▸ Directions for this task: Which lines of the records contain the word "text"? Show each of them.

▸ Exercise inputs:
= = = =

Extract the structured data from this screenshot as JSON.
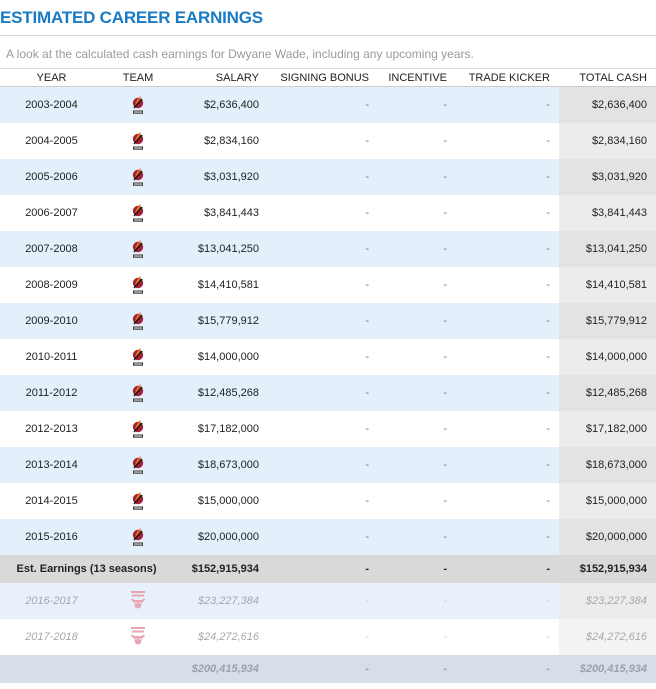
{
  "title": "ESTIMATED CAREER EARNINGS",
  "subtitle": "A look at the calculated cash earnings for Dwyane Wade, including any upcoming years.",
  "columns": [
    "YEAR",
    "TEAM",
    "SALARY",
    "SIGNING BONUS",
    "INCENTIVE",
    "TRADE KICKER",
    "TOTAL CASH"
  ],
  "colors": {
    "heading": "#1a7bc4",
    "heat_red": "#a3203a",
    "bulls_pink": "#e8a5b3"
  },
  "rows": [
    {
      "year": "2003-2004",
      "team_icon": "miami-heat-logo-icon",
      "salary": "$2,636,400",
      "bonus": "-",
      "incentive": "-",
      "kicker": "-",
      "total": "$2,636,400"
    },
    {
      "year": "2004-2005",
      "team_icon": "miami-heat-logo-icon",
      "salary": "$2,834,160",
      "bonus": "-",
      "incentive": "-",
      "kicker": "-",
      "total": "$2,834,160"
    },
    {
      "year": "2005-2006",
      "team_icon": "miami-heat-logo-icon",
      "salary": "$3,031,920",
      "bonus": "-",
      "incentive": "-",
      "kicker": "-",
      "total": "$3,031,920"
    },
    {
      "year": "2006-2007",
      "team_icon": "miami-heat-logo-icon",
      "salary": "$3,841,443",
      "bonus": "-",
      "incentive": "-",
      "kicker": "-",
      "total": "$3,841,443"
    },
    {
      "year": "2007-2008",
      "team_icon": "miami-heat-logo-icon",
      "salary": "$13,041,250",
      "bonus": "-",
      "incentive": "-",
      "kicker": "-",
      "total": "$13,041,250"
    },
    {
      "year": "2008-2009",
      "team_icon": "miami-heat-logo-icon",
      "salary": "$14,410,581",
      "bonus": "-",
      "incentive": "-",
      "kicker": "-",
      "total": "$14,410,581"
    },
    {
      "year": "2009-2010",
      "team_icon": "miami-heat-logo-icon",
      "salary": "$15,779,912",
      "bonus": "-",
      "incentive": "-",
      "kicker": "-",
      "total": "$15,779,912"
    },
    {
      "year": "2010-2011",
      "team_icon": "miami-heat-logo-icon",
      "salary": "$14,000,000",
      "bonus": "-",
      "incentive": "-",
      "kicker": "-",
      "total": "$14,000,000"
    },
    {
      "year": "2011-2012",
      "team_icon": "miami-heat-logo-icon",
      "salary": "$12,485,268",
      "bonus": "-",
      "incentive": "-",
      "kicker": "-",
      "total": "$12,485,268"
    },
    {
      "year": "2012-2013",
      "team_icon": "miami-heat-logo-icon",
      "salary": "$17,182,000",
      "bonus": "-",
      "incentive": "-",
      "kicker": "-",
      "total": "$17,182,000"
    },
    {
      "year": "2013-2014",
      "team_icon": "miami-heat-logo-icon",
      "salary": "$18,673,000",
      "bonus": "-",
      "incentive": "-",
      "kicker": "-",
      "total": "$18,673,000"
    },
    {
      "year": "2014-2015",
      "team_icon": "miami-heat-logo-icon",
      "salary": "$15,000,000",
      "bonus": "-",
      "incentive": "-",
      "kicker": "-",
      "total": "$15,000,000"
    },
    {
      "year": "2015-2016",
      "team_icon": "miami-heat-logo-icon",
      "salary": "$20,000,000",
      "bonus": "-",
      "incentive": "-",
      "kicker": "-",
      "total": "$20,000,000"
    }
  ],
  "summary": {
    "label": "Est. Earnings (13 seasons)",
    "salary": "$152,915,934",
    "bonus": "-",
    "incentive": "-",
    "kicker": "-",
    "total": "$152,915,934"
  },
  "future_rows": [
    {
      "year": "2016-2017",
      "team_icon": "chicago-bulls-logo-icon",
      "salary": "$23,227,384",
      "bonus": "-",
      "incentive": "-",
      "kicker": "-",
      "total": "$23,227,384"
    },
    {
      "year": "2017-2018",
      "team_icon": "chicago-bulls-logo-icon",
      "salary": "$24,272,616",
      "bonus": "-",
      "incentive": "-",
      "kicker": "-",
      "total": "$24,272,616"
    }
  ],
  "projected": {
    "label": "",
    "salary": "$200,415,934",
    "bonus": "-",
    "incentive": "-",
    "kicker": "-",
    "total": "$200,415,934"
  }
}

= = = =

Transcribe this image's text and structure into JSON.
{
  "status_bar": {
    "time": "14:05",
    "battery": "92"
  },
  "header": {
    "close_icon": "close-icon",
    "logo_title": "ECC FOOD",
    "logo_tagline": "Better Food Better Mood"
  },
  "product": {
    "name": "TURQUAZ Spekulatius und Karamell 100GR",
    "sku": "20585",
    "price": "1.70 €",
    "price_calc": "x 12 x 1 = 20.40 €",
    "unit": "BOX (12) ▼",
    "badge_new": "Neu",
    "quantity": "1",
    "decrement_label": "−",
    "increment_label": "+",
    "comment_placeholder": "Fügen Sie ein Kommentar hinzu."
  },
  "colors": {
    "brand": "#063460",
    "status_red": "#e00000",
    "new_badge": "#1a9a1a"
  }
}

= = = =

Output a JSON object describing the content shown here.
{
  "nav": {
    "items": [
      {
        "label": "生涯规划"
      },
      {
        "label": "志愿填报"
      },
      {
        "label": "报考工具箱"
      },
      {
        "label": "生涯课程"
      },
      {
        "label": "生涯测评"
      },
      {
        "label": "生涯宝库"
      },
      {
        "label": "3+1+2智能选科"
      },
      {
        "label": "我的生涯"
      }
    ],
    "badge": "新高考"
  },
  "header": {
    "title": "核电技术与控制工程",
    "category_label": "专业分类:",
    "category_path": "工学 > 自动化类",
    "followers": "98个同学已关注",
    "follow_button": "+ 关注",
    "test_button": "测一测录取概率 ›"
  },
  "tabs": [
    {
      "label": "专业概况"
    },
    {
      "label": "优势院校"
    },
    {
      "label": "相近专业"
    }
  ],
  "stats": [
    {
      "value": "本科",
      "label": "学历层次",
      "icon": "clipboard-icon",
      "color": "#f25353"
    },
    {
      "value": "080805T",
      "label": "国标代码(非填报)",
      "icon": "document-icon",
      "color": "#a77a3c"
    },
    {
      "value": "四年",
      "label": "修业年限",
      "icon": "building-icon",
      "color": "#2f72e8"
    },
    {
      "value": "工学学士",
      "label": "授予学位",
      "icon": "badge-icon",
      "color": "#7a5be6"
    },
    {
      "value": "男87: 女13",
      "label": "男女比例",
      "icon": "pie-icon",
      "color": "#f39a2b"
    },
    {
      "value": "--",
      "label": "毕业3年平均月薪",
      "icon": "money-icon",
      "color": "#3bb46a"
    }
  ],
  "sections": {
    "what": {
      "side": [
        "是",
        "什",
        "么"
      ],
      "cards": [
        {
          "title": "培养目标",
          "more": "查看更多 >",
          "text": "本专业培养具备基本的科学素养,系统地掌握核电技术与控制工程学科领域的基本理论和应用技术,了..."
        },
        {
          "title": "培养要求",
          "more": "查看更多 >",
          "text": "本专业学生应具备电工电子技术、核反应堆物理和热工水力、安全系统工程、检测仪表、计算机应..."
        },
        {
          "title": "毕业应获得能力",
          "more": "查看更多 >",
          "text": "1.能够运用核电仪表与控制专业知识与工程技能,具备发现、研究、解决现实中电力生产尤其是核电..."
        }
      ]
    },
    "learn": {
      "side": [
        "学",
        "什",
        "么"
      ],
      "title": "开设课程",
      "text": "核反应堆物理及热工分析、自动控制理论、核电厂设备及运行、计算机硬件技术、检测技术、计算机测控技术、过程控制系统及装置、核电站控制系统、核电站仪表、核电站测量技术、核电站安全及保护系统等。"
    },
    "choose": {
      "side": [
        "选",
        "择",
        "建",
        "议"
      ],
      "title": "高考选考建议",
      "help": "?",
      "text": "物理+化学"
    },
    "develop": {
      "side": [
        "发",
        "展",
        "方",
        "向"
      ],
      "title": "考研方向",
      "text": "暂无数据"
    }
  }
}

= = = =

▸ Result below:
Transcribe this image's text and structure into JSON.
          "text": "本专业培养具备基本的科学素养,系统地掌握核电技术与控制工程学科领域的基本理论和应用技术,了..."
          "text": "本专业学生应具备电工电子技术、核反应堆物理和热工水力、安全系统工程、检测仪表、计算机应..."
          "text": "1.能够运用核电仪表与控制专业知识与工程技能,具备发现、研究、解决现实中电力生产尤其是核电..."
      "text": "核反应堆物理及热工分析、自动控制理论、核电厂设备及运行、计算机硬件技术、检测技术、计算机测控技术、过程控制系统及装置、核电站控制系统、核电站仪表、核电站测量技术、核电站安全及保护系统等。"
      "text": "物理+化学"
      "text": "暂无数据"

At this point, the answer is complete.